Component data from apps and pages

════

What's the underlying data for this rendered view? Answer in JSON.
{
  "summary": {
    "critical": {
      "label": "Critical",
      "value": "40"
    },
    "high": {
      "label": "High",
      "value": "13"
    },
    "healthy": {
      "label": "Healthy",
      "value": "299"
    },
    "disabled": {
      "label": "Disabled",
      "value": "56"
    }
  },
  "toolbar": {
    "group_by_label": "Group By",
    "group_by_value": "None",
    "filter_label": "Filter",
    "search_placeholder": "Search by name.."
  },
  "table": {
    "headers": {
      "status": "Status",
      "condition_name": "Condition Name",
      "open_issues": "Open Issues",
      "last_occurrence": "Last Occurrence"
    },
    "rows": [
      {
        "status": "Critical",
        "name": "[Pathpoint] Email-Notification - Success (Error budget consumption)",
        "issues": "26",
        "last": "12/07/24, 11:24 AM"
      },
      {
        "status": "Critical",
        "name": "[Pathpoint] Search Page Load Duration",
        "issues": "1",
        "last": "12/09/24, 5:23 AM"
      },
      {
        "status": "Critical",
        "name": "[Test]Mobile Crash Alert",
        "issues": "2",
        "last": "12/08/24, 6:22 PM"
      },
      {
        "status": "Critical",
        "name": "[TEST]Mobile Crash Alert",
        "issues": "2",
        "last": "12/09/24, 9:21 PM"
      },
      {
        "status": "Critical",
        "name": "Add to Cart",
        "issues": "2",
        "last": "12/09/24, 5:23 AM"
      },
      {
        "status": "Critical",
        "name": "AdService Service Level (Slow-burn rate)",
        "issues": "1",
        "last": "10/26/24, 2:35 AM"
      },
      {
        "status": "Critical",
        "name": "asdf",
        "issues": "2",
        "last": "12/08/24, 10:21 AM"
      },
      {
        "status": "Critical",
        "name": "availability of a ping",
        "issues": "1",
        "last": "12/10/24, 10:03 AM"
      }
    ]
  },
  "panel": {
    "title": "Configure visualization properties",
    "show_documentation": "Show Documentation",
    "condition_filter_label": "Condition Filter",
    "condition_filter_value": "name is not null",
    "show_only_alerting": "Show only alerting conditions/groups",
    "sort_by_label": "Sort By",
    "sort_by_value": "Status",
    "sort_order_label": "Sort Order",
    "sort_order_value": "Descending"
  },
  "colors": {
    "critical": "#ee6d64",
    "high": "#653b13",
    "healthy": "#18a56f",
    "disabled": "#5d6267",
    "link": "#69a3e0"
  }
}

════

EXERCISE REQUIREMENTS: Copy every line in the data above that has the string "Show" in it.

WRITTEN SOLUTION:
    "show_documentation": "Show Documentation",
    "show_only_alerting": "Show only alerting conditions/groups",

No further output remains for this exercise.